(or something to that effect).

And it’s true! I remember talking to my roommate about Israel. He admitted to never wanting to go there. I asked him why. He said something along the lines of “spies and wars” and stuff. I told him he was silly- that there is so much history and things to see! Things to experience!

A few nights ago I was at my local bar, enjoying a beer, watching some football and a guy sits next to me. We get to talking and my upcoming trip comes up (as it always does because, hello! I’m excited about it!). He said “wow. what countries are you going to?”

I start to list off some.

“Guatemala, Belize, Panama, Colombia”

“OH MAN! Be careful! those are some dangerous places!”

“Sir, no offense, but if I were a navy seal would you tell me the same thing? Would your reaction be the same?”

“not at all”

“why not?”

“Because they are prepared for everything.”

“What makes you think I haven’t been preparing myself for the past year?”
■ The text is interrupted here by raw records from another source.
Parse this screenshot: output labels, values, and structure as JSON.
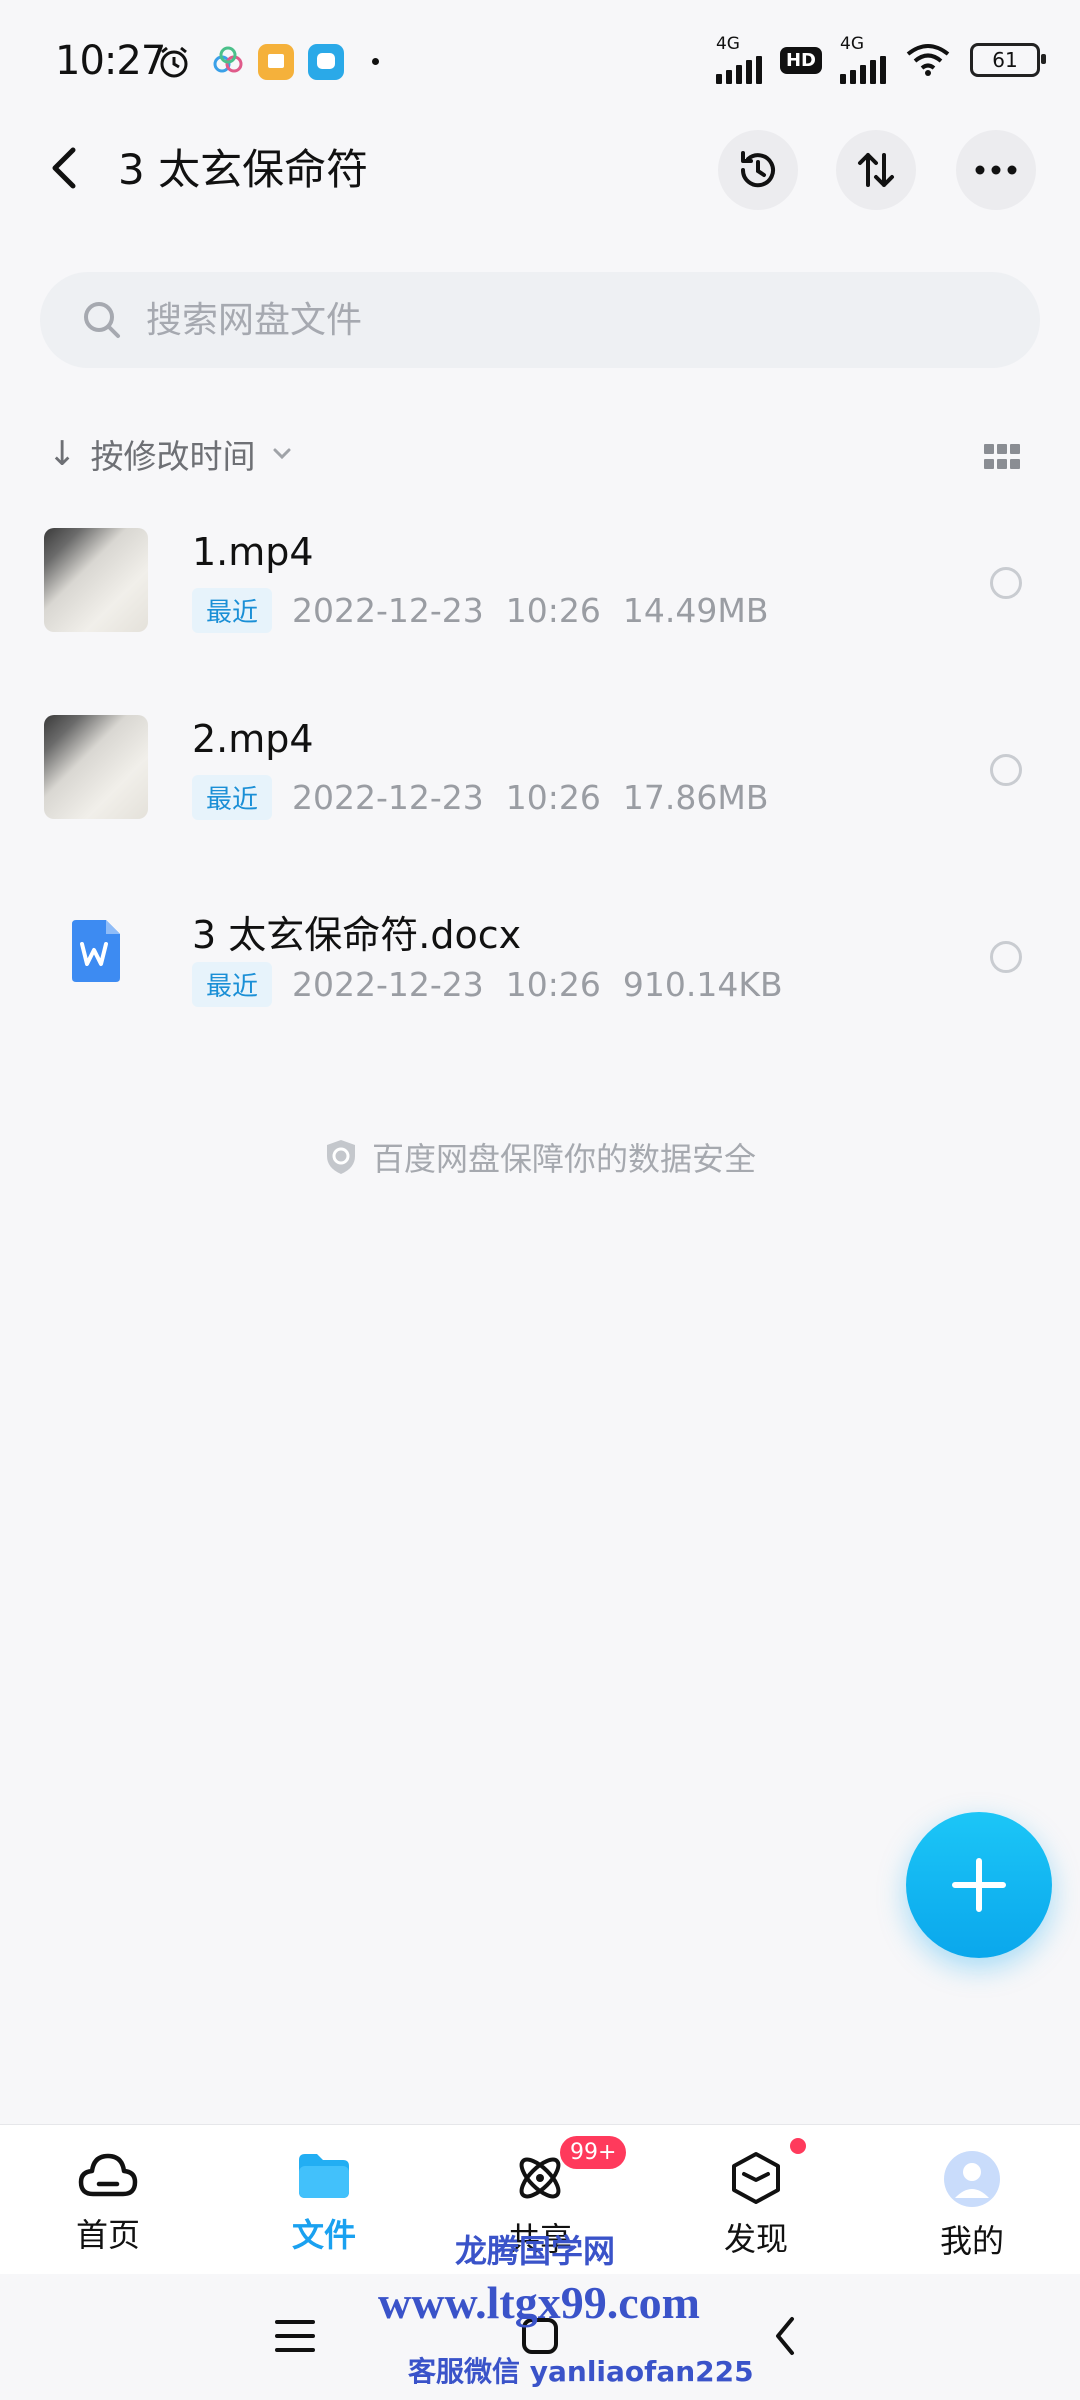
{
  "status_bar": {
    "time": "10:27",
    "network_1": "4G",
    "hd": "HD",
    "network_2": "4G",
    "battery": "61"
  },
  "header": {
    "title": "3 太玄保命符"
  },
  "search": {
    "placeholder": "搜索网盘文件"
  },
  "sort": {
    "label": "按修改时间"
  },
  "files": [
    {
      "name": "1.mp4",
      "tag": "最近",
      "date": "2022-12-23",
      "time": "10:26",
      "size": "14.49MB",
      "type": "video"
    },
    {
      "name": "2.mp4",
      "tag": "最近",
      "date": "2022-12-23",
      "time": "10:26",
      "size": "17.86MB",
      "type": "video"
    },
    {
      "name": "3 太玄保命符.docx",
      "tag": "最近",
      "date": "2022-12-23",
      "time": "10:26",
      "size": "910.14KB",
      "type": "docx"
    }
  ],
  "footer_note": "百度网盘保障你的数据安全",
  "tabs": [
    {
      "label": "首页",
      "icon": "cloud-icon"
    },
    {
      "label": "文件",
      "icon": "folder-icon"
    },
    {
      "label": "共享",
      "icon": "atom-icon",
      "badge": "99+"
    },
    {
      "label": "发现",
      "icon": "cube-icon"
    },
    {
      "label": "我的",
      "icon": "avatar-icon"
    }
  ],
  "watermark": {
    "line1": "龙腾国学网",
    "line2": "www.ltgx99.com",
    "line3": "客服微信 yanliaofan225"
  },
  "colors": {
    "accent": "#1aa1f0",
    "badge": "#ff3a5c",
    "recent_tag": "#1a8fd6",
    "watermark": "#3a53c9"
  }
}
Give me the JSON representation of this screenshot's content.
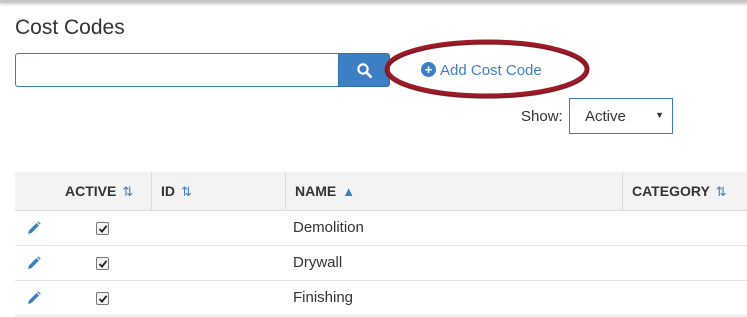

He flushed and someone scored a touch-down at that moment which was a nice segue into something else.

But anyway, I like lists… so let’s make one:

Things I’m scared of:

1) commitments. (like signing a 6-month lease. Basically the thought of being locked in somewhere with no option of getting out/leaving whenever I want. The same thing could be said about a full-time job or anything that requires me to be somewhere day-in/day-out.

2) having regrets

3) snakes

4) SAT/ACT tests. (ok. not really…. but I really don’t like tests. Especially anything with math.)

Things that “normal” people are afraid of:

1) bad people with guns

2) falling long distances

3) enclosed spaces (tight places)

4) watching loved-ones-die.

5) heights

What are YOU afraid of? 

I have 38 days until I leave. I’m excited and nervous at the same time. (nervited? exitous?)

I spoke with my grandparents a while back. They are 92 and 89. (Old). They are the sweet grandparents that will tell you to sit down when you arrive at 10pm on a Friday night while they scold you over being too skinny and insist on making you something to eat. 4-course meal later, you’re full and tired and ready for bed.

 

My grandparents are amazing, however they traveled a long time ago and, unfortunately, the only thing they know about the world now is what they hear on the news (which is never good). So– in hopes to change that, I’m adding a “HOPE” category of good stories from various places that I will be going.

 

For example: I’m currently in Troy, Ohio (the town where I grew up). Here there are a lot of bright and educated people who love the arts, love music, love communication, love helping each other. Here is a town full of people who only want to stop, talk, hear your story and cheer you on. I have yet to come across someone who looks at my travels and says “well, that’s silly! Why would you do that?”

 

Another example:

A girl that I went to High School with got her degree in music education. She got married and has recently had a baby. Instead of being a band director she is a stay-at-home mom, but she also teaches sometimes at the local University. She has also started a home-school-band. (Band for home-schoolers).

How wonderful! People of a community figuring out that there is a need (opportunity) for things to bring more people together and show off their potential and ACTUALLY MAKING IT HAPPEN!

 

Of course, we could always focus on the bad, but what fun is that? Who wants to hear about that? Guh. I’d rather have my eyes plucked out by sporks.

So now you tell me some good stories that are going on in your community! 🙂 I’m sure they aren’t hard to list out.